*GOAL OF THE EXERCISE*. The result should be every line of the listing that holds the word "content".

PROVIDED RECORDS below:

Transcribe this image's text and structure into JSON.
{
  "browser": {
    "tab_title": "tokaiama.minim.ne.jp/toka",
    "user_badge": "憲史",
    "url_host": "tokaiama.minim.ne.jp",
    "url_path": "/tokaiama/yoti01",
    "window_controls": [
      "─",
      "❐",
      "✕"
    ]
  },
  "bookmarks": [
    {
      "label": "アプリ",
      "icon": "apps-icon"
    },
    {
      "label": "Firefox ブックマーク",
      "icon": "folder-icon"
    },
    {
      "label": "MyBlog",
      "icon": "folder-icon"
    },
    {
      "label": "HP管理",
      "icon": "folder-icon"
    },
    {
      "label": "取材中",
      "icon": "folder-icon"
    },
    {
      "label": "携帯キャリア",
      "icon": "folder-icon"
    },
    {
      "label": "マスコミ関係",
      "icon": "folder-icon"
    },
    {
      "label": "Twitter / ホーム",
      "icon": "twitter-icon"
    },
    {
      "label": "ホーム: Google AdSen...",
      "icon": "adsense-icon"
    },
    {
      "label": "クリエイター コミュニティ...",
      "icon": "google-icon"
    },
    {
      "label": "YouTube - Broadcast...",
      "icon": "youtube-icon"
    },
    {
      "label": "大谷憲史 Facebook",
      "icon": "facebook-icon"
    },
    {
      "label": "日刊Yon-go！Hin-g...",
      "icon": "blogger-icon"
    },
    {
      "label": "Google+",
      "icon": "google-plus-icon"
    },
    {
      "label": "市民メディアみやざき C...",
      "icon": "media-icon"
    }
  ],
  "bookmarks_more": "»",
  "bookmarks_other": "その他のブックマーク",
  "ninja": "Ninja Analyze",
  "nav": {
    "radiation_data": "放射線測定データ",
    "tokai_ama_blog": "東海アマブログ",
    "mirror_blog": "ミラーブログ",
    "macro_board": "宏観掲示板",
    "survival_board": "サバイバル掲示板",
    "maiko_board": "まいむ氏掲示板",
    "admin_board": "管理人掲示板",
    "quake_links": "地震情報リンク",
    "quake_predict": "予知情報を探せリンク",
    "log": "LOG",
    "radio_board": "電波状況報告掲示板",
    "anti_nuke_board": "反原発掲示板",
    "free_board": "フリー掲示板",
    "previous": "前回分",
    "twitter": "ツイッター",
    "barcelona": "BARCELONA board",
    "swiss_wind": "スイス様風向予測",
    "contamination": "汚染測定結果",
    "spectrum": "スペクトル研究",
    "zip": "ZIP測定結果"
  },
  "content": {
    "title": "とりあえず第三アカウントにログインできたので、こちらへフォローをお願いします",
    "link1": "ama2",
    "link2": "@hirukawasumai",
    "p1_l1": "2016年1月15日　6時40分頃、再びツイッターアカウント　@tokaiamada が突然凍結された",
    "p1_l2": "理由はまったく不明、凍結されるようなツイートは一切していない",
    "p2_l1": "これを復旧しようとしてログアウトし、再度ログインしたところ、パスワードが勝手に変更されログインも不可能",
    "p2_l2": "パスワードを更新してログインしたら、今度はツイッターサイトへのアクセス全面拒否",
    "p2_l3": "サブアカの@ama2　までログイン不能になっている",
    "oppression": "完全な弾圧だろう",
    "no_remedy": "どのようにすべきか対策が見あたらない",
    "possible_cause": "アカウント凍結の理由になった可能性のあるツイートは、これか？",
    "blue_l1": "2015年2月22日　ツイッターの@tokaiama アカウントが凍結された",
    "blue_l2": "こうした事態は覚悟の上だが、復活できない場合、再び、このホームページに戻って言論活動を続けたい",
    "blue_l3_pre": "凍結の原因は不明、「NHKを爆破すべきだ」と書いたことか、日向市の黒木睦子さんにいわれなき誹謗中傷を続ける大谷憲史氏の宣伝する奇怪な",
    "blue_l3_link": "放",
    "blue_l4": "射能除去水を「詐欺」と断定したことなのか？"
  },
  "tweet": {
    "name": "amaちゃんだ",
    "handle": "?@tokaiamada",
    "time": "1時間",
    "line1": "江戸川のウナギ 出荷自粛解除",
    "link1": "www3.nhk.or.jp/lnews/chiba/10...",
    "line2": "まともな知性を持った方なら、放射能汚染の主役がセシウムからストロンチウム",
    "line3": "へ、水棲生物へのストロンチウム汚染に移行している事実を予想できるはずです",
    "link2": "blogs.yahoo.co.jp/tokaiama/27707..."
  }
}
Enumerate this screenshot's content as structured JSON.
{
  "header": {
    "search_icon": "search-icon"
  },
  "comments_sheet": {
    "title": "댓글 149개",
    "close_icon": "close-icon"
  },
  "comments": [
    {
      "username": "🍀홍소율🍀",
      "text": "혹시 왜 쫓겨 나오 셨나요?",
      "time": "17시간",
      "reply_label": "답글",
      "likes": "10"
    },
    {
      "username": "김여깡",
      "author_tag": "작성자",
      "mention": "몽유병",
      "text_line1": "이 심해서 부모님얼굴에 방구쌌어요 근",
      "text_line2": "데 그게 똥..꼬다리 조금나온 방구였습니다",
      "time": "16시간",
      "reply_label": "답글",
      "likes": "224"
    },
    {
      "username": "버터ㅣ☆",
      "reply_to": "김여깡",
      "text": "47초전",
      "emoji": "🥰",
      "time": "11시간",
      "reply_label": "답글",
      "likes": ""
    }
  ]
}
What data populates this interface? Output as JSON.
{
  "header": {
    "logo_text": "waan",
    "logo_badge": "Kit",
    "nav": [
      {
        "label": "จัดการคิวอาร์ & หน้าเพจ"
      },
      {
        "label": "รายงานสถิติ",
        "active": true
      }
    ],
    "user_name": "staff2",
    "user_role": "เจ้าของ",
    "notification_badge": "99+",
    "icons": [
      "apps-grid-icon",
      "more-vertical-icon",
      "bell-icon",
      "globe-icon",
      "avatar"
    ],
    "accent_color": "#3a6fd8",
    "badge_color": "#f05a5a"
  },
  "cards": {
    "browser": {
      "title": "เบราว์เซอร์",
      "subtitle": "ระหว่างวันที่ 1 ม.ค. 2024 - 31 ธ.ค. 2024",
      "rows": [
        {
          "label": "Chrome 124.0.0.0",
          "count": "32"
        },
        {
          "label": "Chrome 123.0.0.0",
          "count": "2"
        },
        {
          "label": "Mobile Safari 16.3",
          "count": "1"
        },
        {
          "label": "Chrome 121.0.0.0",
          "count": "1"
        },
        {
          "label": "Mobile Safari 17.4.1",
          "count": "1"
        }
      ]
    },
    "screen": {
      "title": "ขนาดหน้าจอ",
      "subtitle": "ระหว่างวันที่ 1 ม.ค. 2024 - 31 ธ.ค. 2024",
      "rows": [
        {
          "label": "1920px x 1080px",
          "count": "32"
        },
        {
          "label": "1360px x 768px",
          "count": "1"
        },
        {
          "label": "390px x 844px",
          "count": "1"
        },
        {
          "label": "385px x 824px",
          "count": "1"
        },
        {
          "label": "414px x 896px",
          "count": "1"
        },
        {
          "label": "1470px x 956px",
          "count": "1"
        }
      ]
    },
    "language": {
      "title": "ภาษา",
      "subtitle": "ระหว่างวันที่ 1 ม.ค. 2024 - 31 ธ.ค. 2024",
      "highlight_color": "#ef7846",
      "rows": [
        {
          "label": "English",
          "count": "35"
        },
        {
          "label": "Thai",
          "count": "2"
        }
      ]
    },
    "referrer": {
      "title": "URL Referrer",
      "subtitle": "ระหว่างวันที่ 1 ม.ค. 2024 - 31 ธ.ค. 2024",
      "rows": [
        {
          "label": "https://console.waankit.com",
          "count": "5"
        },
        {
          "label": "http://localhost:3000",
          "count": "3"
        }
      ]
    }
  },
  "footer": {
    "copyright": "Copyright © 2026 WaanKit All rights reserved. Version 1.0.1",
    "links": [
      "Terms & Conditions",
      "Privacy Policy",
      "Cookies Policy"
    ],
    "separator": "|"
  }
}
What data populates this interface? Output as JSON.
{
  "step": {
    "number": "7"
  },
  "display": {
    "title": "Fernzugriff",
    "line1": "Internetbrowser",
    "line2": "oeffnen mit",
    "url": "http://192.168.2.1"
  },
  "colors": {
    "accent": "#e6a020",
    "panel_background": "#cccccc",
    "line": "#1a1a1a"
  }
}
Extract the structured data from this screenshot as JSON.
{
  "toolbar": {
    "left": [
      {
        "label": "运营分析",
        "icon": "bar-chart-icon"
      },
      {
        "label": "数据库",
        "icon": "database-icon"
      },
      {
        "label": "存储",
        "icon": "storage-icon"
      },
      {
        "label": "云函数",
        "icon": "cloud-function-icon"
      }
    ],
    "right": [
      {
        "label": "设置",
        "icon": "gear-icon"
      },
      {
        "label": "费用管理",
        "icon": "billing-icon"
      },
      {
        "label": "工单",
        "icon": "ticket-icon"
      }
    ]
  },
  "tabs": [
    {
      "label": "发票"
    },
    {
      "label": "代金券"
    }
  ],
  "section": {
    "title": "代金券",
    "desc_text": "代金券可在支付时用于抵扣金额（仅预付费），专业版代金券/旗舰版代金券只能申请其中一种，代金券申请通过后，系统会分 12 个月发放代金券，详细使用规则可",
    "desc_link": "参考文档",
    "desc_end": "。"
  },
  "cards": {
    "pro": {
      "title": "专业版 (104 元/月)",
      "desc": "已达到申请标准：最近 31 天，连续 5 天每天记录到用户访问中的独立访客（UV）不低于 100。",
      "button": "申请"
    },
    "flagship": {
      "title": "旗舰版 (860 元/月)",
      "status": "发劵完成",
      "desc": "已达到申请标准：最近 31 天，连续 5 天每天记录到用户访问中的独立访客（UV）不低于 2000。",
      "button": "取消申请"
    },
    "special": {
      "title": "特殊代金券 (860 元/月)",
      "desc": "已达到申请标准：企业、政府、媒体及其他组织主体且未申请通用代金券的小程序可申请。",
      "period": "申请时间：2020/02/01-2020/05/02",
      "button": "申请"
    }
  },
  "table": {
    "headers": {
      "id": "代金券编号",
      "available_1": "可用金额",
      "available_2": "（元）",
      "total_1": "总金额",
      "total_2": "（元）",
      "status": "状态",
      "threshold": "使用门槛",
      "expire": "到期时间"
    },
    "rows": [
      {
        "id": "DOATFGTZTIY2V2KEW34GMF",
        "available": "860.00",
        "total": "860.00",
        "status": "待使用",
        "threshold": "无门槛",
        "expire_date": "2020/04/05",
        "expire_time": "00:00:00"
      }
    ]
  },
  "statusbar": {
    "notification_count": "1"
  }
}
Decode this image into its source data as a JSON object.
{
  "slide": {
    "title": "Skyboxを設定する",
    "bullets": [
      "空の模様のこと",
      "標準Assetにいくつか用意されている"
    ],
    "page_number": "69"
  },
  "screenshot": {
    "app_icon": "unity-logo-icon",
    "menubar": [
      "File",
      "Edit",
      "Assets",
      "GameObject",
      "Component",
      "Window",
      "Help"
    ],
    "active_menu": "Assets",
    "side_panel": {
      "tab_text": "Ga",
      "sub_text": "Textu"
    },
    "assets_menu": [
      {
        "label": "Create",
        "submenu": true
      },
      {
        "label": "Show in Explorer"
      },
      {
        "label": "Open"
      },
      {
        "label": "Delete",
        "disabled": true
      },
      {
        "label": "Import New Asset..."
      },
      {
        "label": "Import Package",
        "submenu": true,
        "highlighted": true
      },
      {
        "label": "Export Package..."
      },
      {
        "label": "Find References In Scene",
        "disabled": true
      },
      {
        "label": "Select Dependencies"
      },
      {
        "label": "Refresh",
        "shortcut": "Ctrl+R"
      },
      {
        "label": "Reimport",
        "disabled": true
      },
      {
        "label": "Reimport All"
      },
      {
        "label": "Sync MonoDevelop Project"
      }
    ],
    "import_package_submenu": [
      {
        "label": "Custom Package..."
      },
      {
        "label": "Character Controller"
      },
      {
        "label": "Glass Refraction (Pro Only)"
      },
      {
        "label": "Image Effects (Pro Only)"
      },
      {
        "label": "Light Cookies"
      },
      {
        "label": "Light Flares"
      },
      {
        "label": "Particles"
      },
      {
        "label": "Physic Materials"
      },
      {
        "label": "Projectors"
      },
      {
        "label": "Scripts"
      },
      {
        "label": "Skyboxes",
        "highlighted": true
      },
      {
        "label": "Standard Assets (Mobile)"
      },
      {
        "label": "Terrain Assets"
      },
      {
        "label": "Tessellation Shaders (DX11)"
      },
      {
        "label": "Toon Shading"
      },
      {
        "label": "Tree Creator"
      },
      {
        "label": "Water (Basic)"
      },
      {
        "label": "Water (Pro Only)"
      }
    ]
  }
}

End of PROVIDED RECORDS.

*COMPLETED EXERCISE*.
  "content": {
Enumerate this screenshot's content as structured JSON.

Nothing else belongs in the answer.